- _SOURCE DATA_:
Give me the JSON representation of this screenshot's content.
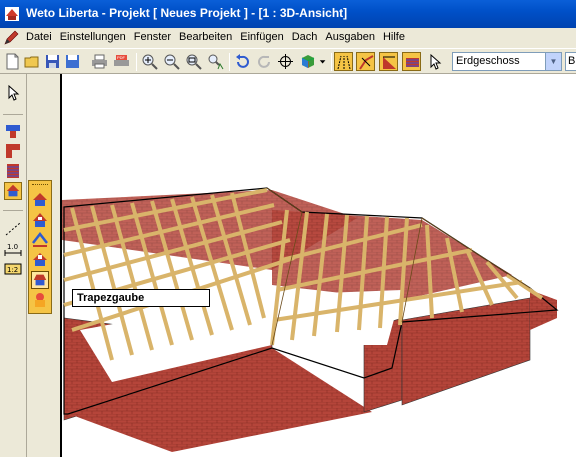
{
  "window": {
    "title": "Weto Liberta - Projekt [ Neues Projekt ] - [1 : 3D-Ansicht]"
  },
  "menu": {
    "items": [
      "Datei",
      "Einstellungen",
      "Fenster",
      "Bearbeiten",
      "Einfügen",
      "Dach",
      "Ausgaben",
      "Hilfe"
    ]
  },
  "toolbar": {
    "floor_selected": "Erdgeschoss",
    "second_select_visible": "B",
    "icons": [
      "new-file-icon",
      "open-folder-icon",
      "save-icon",
      "save-as-icon",
      "print-icon",
      "print-preview-icon",
      "zoom-in-icon",
      "zoom-out-icon",
      "zoom-window-icon",
      "zoom-walk-icon",
      "undo-icon",
      "redo-icon",
      "move-crosshair-icon",
      "cube-3d-icon",
      "roof-view-a-icon",
      "roof-view-b-icon",
      "roof-view-c-icon",
      "roof-view-d-icon",
      "pointer-icon"
    ]
  },
  "left_toolbar": {
    "icons": [
      "select-arrow-icon",
      "wall-icon",
      "corner-icon",
      "pattern-icon",
      "house-icon",
      "dimension-line-icon",
      "dimension-icon",
      "scale-icon"
    ],
    "labels": {
      "dimension": "1.0",
      "scale": "1:2"
    }
  },
  "sub_toolbar": {
    "icons": [
      "roof-icon",
      "dormer-icon",
      "gable-icon",
      "window-roof-icon",
      "trapezoid-dormer-icon",
      "skylight-icon"
    ]
  },
  "tooltip": {
    "text": "Trapezgaube"
  },
  "colors": {
    "titlebar": "#0050c8",
    "accent_active": "#f5c445",
    "brick": "#b5453a",
    "timber": "#e8c98a"
  }
}
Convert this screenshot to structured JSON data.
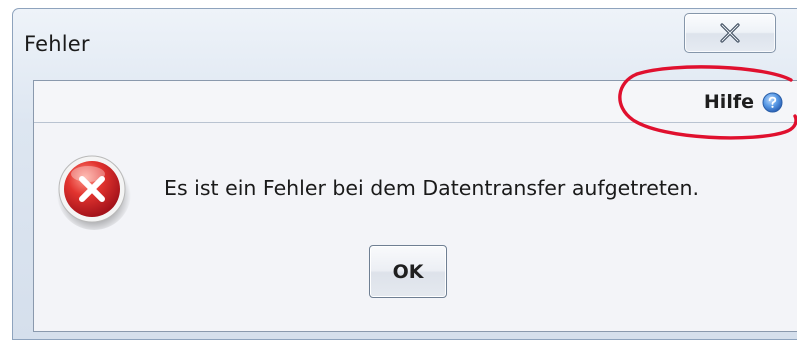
{
  "window": {
    "title": "Fehler",
    "close_icon": "close-icon"
  },
  "help": {
    "label": "Hilfe",
    "icon": "help-question-icon",
    "annotation_color": "#e0102e"
  },
  "message": {
    "icon": "error-icon",
    "text": "Es ist ein Fehler bei dem Datentransfer aufgetreten."
  },
  "buttons": {
    "ok_label": "OK"
  },
  "colors": {
    "error_red": "#d9262b",
    "help_blue": "#3b7fd4"
  }
}
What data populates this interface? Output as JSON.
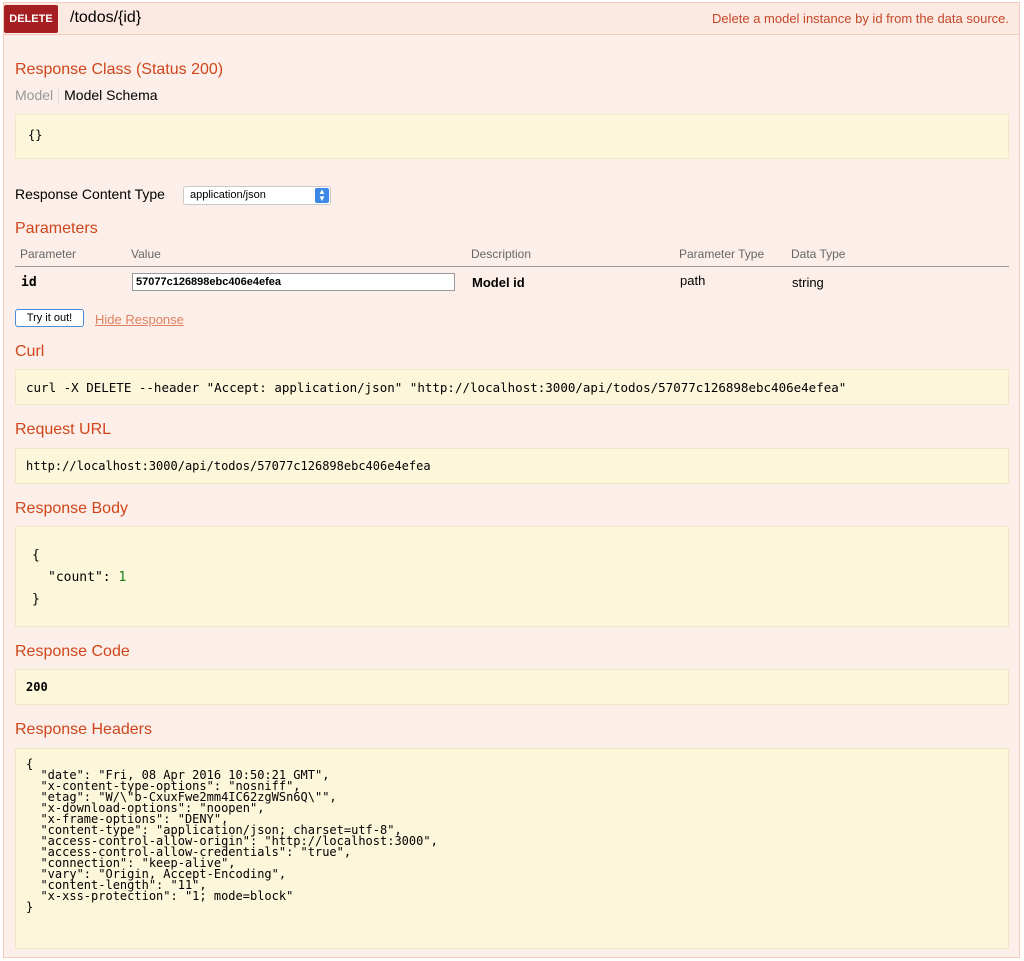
{
  "operation": {
    "method": "DELETE",
    "path": "/todos/{id}",
    "summary": "Delete a model instance by id from the data source."
  },
  "response_class": {
    "title": "Response Class (Status 200)",
    "tabs": [
      "Model",
      "Model Schema"
    ],
    "schema": "{}"
  },
  "content_type": {
    "label": "Response Content Type",
    "selected": "application/json"
  },
  "parameters": {
    "title": "Parameters",
    "headers": [
      "Parameter",
      "Value",
      "Description",
      "Parameter Type",
      "Data Type"
    ],
    "rows": [
      {
        "parameter": "id",
        "value": "57077c126898ebc406e4efea",
        "description": "Model id",
        "parameter_type": "path",
        "data_type": "string"
      }
    ]
  },
  "actions": {
    "try_label": "Try it out!",
    "hide_label": "Hide Response"
  },
  "curl": {
    "title": "Curl",
    "command": "curl -X DELETE --header \"Accept: application/json\" \"http://localhost:3000/api/todos/57077c126898ebc406e4efea\""
  },
  "request_url": {
    "title": "Request URL",
    "url": "http://localhost:3000/api/todos/57077c126898ebc406e4efea"
  },
  "response_body": {
    "title": "Response Body",
    "open": "{",
    "key": "\"count\": ",
    "value": "1",
    "close": "}"
  },
  "response_code": {
    "title": "Response Code",
    "code": "200"
  },
  "response_headers": {
    "title": "Response Headers",
    "text": "{\n  \"date\": \"Fri, 08 Apr 2016 10:50:21 GMT\",\n  \"x-content-type-options\": \"nosniff\",\n  \"etag\": \"W/\\\"b-CxuxFwe2mm4IC62zgWSn6Q\\\"\",\n  \"x-download-options\": \"noopen\",\n  \"x-frame-options\": \"DENY\",\n  \"content-type\": \"application/json; charset=utf-8\",\n  \"access-control-allow-origin\": \"http://localhost:3000\",\n  \"access-control-allow-credentials\": \"true\",\n  \"connection\": \"keep-alive\",\n  \"vary\": \"Origin, Accept-Encoding\",\n  \"content-length\": \"11\",\n  \"x-xss-protection\": \"1; mode=block\"\n}"
  },
  "colors": {
    "method_bg": "#a41e22",
    "heading_text": "#d0461a",
    "panel_bg": "#fcefea",
    "code_bg": "#fcf6db"
  }
}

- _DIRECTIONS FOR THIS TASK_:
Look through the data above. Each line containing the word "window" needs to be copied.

- _RESULT FOR THIS TASK_:
  "window": {
      "zoom-window-icon",
      "window-roof-icon",
  "window": {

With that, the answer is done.